Apologies to Dublin City Council.
Earlier yesterday I had bought a tripod to replace the one I left behind at the beach on Christmas Day. It was fun to practice long exposures again.
For those of you, like me, who love nothing more than stunning images then the Facebook page run by the team over at Irish Weather Online is an absolute must “like”.
Or for those sensible enough to have no Facebook account, you can still view the images if you visit the page.
Anyway, I’m delighted to have made their album of favourite images from around Ireland in 2012 with the photo below and if you visit the album you’ll see my image is keeping some pretty exceptional company.
I was driving home on Christmas Eve and I was tempted to stop loads of times in Dublin city by the sky, before I finally succumbed in Ringsend. where I took a photo from the bridge, down towards Lansdowne Road stadium, now known as the Aviva Stadium.
I like the stadium. It’s on my to-do list to photograph at night time, probably from the same spot.
After getting my photo fix I continued happily to Wexford.
I had the pleasure of taking some photos at the opening of the latest exhibition at the Avenue Road Gallery in Portobello last night.
“Better” is an exhibition by the very talented and very lovely Janet Williams, who is at work during the participatory element of her opening in the photo above.
The exhibition contains two key pieces of work, “Better Faces” and “Better City”.
“Better City” are Dublin cityscapes bursting with colour. “The thought process being, this city can get pretty glum with those grey skies looming over us all, depleting all our energy. Instead I wanted the sky to reflect the creativity, colour and energy people put into this city,” said Janet.

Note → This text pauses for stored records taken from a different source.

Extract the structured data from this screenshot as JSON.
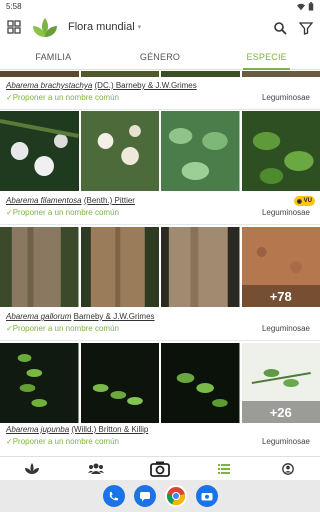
{
  "status_bar": {
    "time": "5:58"
  },
  "app": {
    "title": "Flora mundial",
    "brand_color": "#7cb342"
  },
  "tabs": [
    {
      "label": "FAMILIA",
      "active": false
    },
    {
      "label": "GÉNERO",
      "active": false
    },
    {
      "label": "ESPECIE",
      "active": true
    }
  ],
  "species": [
    {
      "genus_species": "Abarema brachystachya",
      "author": "(DC.) Barneby & J.W.Grimes",
      "propose_label": "Proponer a un nombre común",
      "family": "Leguminosae",
      "badge": "",
      "more_count": ""
    },
    {
      "genus_species": "Abarema filamentosa",
      "author": "(Benth.) Pittier",
      "propose_label": "Proponer a un nombre común",
      "family": "Leguminosae",
      "badge": "VU",
      "more_count": ""
    },
    {
      "genus_species": "Abarema gallorum",
      "author": "Barneby & J.W.Grimes",
      "propose_label": "Proponer a un nombre común",
      "family": "Leguminosae",
      "badge": "",
      "more_count": "+78"
    },
    {
      "genus_species": "Abarema jupunba",
      "author": "(Willd.) Britton & Killip",
      "propose_label": "Proponer a un nombre común",
      "family": "Leguminosae",
      "badge": "",
      "more_count": "+26"
    }
  ],
  "icons": {
    "grid": "grid-icon",
    "logo": "plant-logo-icon",
    "search": "search-icon",
    "filter": "filter-icon",
    "nav": [
      "plant-icon",
      "community-icon",
      "camera-icon",
      "list-icon",
      "profile-icon"
    ],
    "dock": [
      "phone-icon",
      "messages-icon",
      "chrome-icon",
      "camera-app-icon"
    ]
  }
}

“Better Faces” is a series of 50 portraits of people from her generation whom she feels are making things better for themselves and better for the society in which they live.

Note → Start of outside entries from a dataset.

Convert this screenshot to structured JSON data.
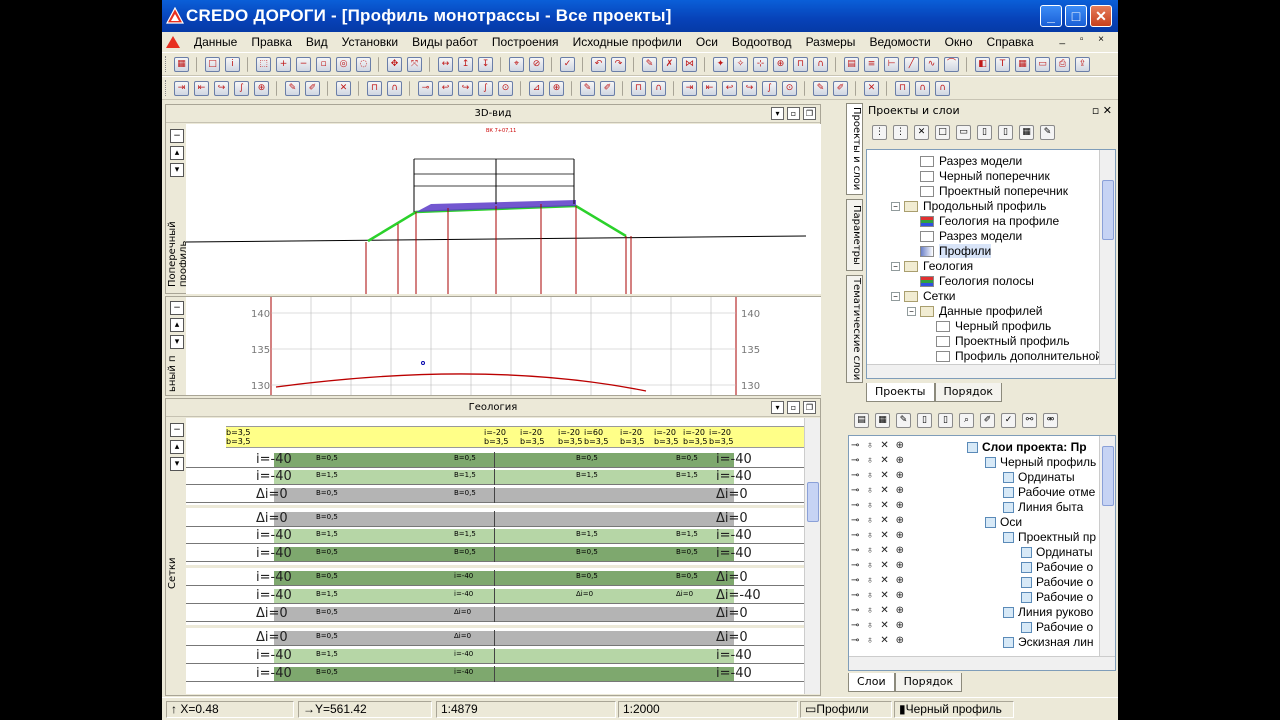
{
  "window": {
    "title": "CREDO ДОРОГИ - [Профиль монотрассы - Все проекты]",
    "controls": [
      "_",
      "□",
      "✕"
    ]
  },
  "menu": [
    "Данные",
    "Правка",
    "Вид",
    "Установки",
    "Виды работ",
    "Построения",
    "Исходные профили",
    "Оси",
    "Водоотвод",
    "Размеры",
    "Ведомости",
    "Окно",
    "Справка"
  ],
  "panes": {
    "view3d": {
      "title": "3D-вид",
      "side_label": "Поперечный профиль"
    },
    "profile": {
      "side_label": "ьный п",
      "y_ticks": [
        "140",
        "135",
        "130"
      ]
    },
    "geology": {
      "title": "Геология",
      "side_label": "Сетки"
    }
  },
  "xsection_label": "ВК 7+07,11",
  "grid": {
    "yellow": {
      "top_texts": [
        "b=3,5",
        "i=-20",
        "i=-20",
        "i=-20",
        "i=60",
        "i=-20",
        "i=-20",
        "i=-20",
        "i=-20"
      ],
      "bot_texts": [
        "b=3,5",
        "b=3,5",
        "b=3,5",
        "b=3,5",
        "b=3,5",
        "b=3,5",
        "b=3,5",
        "b=3,5",
        "b=3,5"
      ]
    },
    "rows": [
      {
        "left": "i=-40",
        "right": "i=-40",
        "mid": [
          "B=0,5",
          "B=0,5",
          "B=0,5",
          "B=0,5"
        ],
        "tone": "dark"
      },
      {
        "left": "i=-40",
        "right": "i=-40",
        "mid": [
          "B=1,5",
          "B=1,5",
          "B=1,5",
          "B=1,5"
        ],
        "tone": "light"
      },
      {
        "left": "Δi=0",
        "right": "Δi=0",
        "mid": [
          "B=0,5",
          "B=0,5"
        ],
        "tone": "gray"
      },
      {
        "left": "Δi=0",
        "right": "Δi=0",
        "mid": [
          "B=0,5"
        ],
        "tone": "gray"
      },
      {
        "left": "i=-40",
        "right": "i=-40",
        "mid": [
          "B=1,5",
          "B=1,5",
          "B=1,5",
          "B=1,5"
        ],
        "tone": "light"
      },
      {
        "left": "i=-40",
        "right": "i=-40",
        "mid": [
          "B=0,5",
          "B=0,5",
          "B=0,5",
          "B=0,5"
        ],
        "tone": "dark"
      },
      {
        "left": "i=-40",
        "right": "Δi=0",
        "mid": [
          "B=0,5",
          "i=-40",
          "B=0,5",
          "B=0,5"
        ],
        "tone": "dark"
      },
      {
        "left": "i=-40",
        "right": "Δi=-40",
        "mid": [
          "B=1,5",
          "i=-40",
          "Δi=0",
          "Δi=0"
        ],
        "tone": "light"
      },
      {
        "left": "Δi=0",
        "right": "Δi=0",
        "mid": [
          "B=0,5",
          "Δi=0",
          "",
          ""
        ],
        "tone": "gray"
      },
      {
        "left": "Δi=0",
        "right": "Δi=0",
        "mid": [
          "B=0,5",
          "Δi=0",
          "",
          ""
        ],
        "tone": "gray"
      },
      {
        "left": "i=-40",
        "right": "i=-40",
        "mid": [
          "B=1,5",
          "i=-40",
          "",
          ""
        ],
        "tone": "light"
      },
      {
        "left": "i=-40",
        "right": "i=-40",
        "mid": [
          "B=0,5",
          "i=-40",
          "",
          ""
        ],
        "tone": "dark"
      }
    ]
  },
  "status": {
    "x": "X=0.48",
    "y": "Y=561.42",
    "scale1": "1:4879",
    "scale2": "1:2000",
    "layer1": "Профили",
    "layer2": "Черный профиль"
  },
  "right_panel": {
    "title": "Проекты и слои",
    "vtabs": [
      "Проекты и слои",
      "Параметры",
      "Тематические слои"
    ],
    "tree": [
      {
        "label": "Разрез модели",
        "indent": 2,
        "icon": "plain",
        "exp": ""
      },
      {
        "label": "Черный поперечник",
        "indent": 2,
        "icon": "plain",
        "exp": ""
      },
      {
        "label": "Проектный поперечник",
        "indent": 2,
        "icon": "plain",
        "exp": ""
      },
      {
        "label": "Продольный профиль",
        "indent": 1,
        "icon": "folder",
        "exp": "−"
      },
      {
        "label": "Геология на профиле",
        "indent": 2,
        "icon": "geo",
        "exp": ""
      },
      {
        "label": "Разрез модели",
        "indent": 2,
        "icon": "plain",
        "exp": ""
      },
      {
        "label": "Профили",
        "indent": 2,
        "icon": "prof",
        "exp": "",
        "sel": true
      },
      {
        "label": "Геология",
        "indent": 1,
        "icon": "folder",
        "exp": "−"
      },
      {
        "label": "Геология полосы",
        "indent": 2,
        "icon": "geo",
        "exp": ""
      },
      {
        "label": "Сетки",
        "indent": 1,
        "icon": "folder",
        "exp": "−"
      },
      {
        "label": "Данные профилей",
        "indent": 2,
        "icon": "folder",
        "exp": "−"
      },
      {
        "label": "Черный профиль",
        "indent": 3,
        "icon": "plain",
        "exp": ""
      },
      {
        "label": "Проектный профиль",
        "indent": 3,
        "icon": "plain",
        "exp": ""
      },
      {
        "label": "Профиль дополнительной",
        "indent": 3,
        "icon": "plain",
        "exp": ""
      }
    ],
    "tabs1": [
      "Проекты",
      "Порядок"
    ],
    "layers": [
      {
        "label": "Слои проекта: Пр",
        "indent": 0,
        "bold": true
      },
      {
        "label": "Черный профиль",
        "indent": 1
      },
      {
        "label": "Ординаты",
        "indent": 2
      },
      {
        "label": "Рабочие отме",
        "indent": 2
      },
      {
        "label": "Линия быта",
        "indent": 2
      },
      {
        "label": "Оси",
        "indent": 1
      },
      {
        "label": "Проектный пр",
        "indent": 2
      },
      {
        "label": "Ординаты",
        "indent": 3
      },
      {
        "label": "Рабочие о",
        "indent": 3
      },
      {
        "label": "Рабочие о",
        "indent": 3
      },
      {
        "label": "Рабочие о",
        "indent": 3
      },
      {
        "label": "Линия руково",
        "indent": 2
      },
      {
        "label": "Рабочие о",
        "indent": 3
      },
      {
        "label": "Эскизная лин",
        "indent": 2
      }
    ],
    "tabs2": [
      "Слои",
      "Порядок"
    ]
  }
}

“They are all a little disappointed and dealing with the recession in their own way. Everyone I know has made compromises in their life, but they are doing it with their chins up, full of ambition and energy. They don’t need their grey skies replaced with colour, they just need the chance to burst open with the colour that’s inside,” said Janet.
For the participatory piece last night, all visitors to the Avenue Road Gallery were invited to have their portraits taken in the same manner as the 50 “Better Faces”.

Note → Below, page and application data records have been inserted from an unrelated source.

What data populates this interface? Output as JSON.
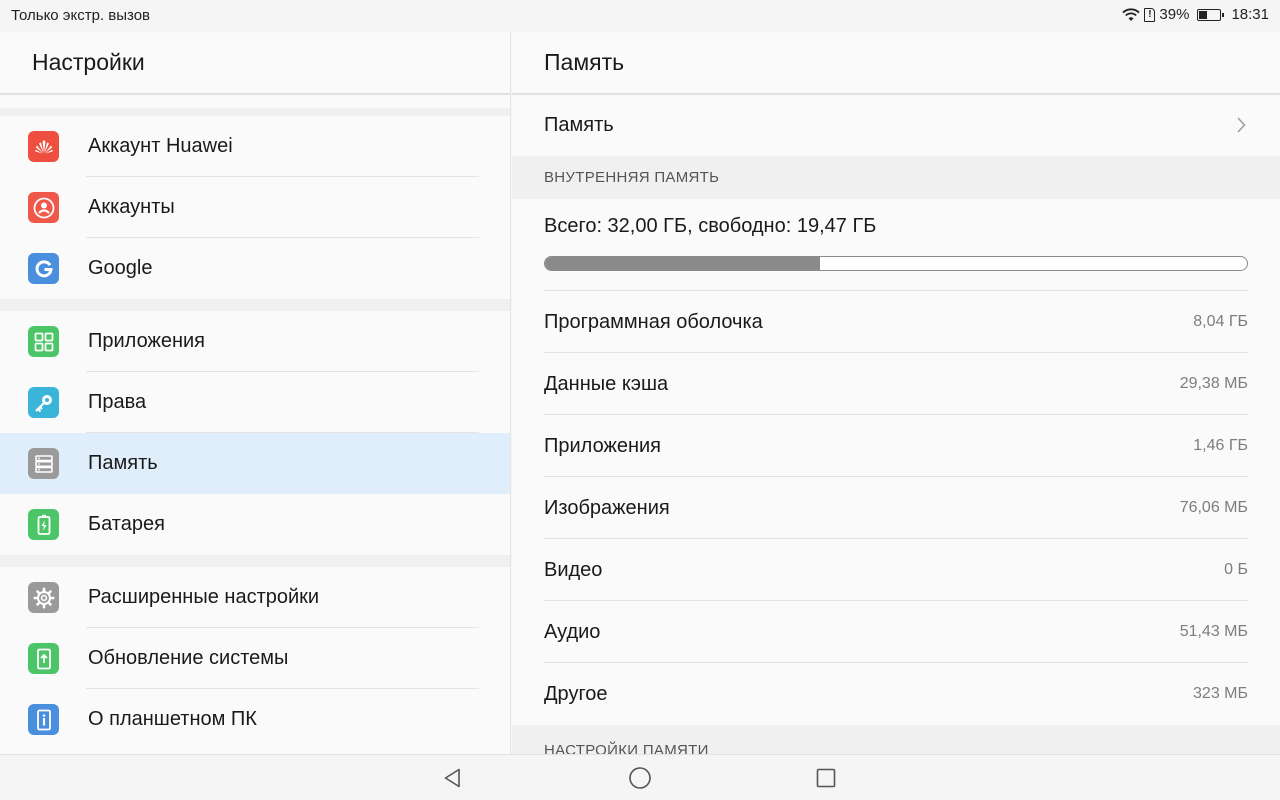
{
  "status_bar": {
    "carrier": "Только экстр. вызов",
    "battery": "39%",
    "time": "18:31"
  },
  "left": {
    "title": "Настройки",
    "groups": [
      [
        {
          "label": "Аккаунт Huawei",
          "icon": "huawei-icon",
          "color": "#ee4f3f"
        },
        {
          "label": "Аккаунты",
          "icon": "account-icon",
          "color": "#f0584b"
        },
        {
          "label": "Google",
          "icon": "google-icon",
          "color": "#4a8fdd"
        }
      ],
      [
        {
          "label": "Приложения",
          "icon": "apps-icon",
          "color": "#4cc569"
        },
        {
          "label": "Права",
          "icon": "key-icon",
          "color": "#3ab4d9"
        },
        {
          "label": "Память",
          "icon": "storage-icon",
          "color": "#9a9a9a",
          "active": true
        },
        {
          "label": "Батарея",
          "icon": "battery-icon",
          "color": "#4cc569"
        }
      ],
      [
        {
          "label": "Расширенные настройки",
          "icon": "gear-icon",
          "color": "#9a9a9a"
        },
        {
          "label": "Обновление системы",
          "icon": "system-update-icon",
          "color": "#4cc569"
        },
        {
          "label": "О планшетном ПК",
          "icon": "info-icon",
          "color": "#4a8fdd"
        }
      ]
    ]
  },
  "right": {
    "title": "Память",
    "storage_link": "Память",
    "internal_section": "ВНУТРЕННЯЯ ПАМЯТЬ",
    "total_text": "Всего: 32,00 ГБ, свободно: 19,47 ГБ",
    "used_fraction": 0.392,
    "rows": [
      {
        "name": "Программная оболочка",
        "value": "8,04 ГБ"
      },
      {
        "name": "Данные кэша",
        "value": "29,38 МБ"
      },
      {
        "name": "Приложения",
        "value": "1,46 ГБ"
      },
      {
        "name": "Изображения",
        "value": "76,06 МБ"
      },
      {
        "name": "Видео",
        "value": "0 Б"
      },
      {
        "name": "Аудио",
        "value": "51,43 МБ"
      },
      {
        "name": "Другое",
        "value": "323 МБ"
      }
    ],
    "settings_section": "НАСТРОЙКИ ПАМЯТИ"
  },
  "colors": {
    "active_bg": "#e0eefb",
    "bar_used": "#8a8a8a"
  }
}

“Better” is open until December 12 and if you’re in Dublin you should really drop in. Particularly as the following photos in no way do it justice!
I really enjoyed this exhibition, from the motivation behind it to the finished work. It’s a timely reminder in a post-Budget week of all that’s good about Dublin.
As always at Avenue Road Gallery – the beautiful space run by Jennette Donnelly and Billy Kinsella – I also enjoyed not just photographing, but meeting and talking to a variety of very talented and interesting people.
I stopped into Trinity College after work today with the intention of taking a photo of its Christmas Tree.
The light was almost gone and the clouds were whizzing by overhead. I tried some long exposures, but didn’t have as much time as I’d have liked for some badly needed practice. There’ll be plenty more evenings!
Here are the results:
I didn’t really get a chance to take many photographs at all this weekend between one thing and another, but I did get a few of my friend Natalia down in Dalkey, so I’m afraid she has no choice but to be the focus of my latest post!
I’m finding these really short, dark days a bit hard to handle in every sense right now.
Anyway, I digress, so here is Natalia coping admirably with the fact she’s freezing:
And back home seeking refuge under a blanket (from the cold and the camera, probably!):
So, as I mentioned in a previous post, I had lost my photo-mojo recently. Well, happily I think I have located it! I brought my camera to work today. I took the first two photos in this post on the short stroll home from work a few hours ago. I took the last two during lunch-time on my way for a bite to eat. Even when you’re not putting any great effort into it, there’s still great joy to be taken out of it. I love photography!
Oh and I am planning some shots tomorrow that I’m really looking forward to!
Meanwhile, at lunch-time today: